__WHAT IS NEEDED__:
Which lines of the listing hold the string "Search"? Copy those lines.

__EXERCISE INPUTS__:
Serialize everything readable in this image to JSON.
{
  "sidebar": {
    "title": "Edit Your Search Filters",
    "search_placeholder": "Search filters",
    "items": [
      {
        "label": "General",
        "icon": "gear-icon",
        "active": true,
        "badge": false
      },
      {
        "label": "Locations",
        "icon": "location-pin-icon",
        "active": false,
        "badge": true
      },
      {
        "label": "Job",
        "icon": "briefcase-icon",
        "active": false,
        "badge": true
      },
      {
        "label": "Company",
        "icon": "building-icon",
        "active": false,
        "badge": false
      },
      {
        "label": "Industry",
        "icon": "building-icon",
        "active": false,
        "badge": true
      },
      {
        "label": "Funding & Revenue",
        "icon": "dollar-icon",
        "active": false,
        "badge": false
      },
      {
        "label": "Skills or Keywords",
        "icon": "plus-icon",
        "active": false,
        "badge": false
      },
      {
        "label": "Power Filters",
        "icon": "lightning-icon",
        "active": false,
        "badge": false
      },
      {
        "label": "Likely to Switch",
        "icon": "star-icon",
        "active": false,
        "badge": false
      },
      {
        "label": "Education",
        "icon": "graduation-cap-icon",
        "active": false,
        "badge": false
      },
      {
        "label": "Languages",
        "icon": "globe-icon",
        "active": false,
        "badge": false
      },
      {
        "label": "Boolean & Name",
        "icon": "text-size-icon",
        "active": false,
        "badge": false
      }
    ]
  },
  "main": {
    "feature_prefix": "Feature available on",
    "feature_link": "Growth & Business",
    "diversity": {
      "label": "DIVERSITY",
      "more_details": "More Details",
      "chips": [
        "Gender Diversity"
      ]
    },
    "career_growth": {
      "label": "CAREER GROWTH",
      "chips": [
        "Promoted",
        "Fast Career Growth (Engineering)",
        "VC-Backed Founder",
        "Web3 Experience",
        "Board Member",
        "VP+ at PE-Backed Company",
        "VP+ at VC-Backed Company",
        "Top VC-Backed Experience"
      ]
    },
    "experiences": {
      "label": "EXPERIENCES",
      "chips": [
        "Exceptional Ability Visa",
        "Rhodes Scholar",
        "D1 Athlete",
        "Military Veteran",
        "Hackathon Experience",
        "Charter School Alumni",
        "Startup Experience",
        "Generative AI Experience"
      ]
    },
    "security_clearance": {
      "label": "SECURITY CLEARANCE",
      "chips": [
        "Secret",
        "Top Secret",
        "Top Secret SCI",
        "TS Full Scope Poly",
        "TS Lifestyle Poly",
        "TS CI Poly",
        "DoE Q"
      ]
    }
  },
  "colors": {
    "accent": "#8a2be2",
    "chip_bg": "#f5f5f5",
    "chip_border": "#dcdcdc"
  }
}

__WORKED SOLUTION__:
    "title": "Edit Your Search Filters",
    "search_placeholder": "Search filters",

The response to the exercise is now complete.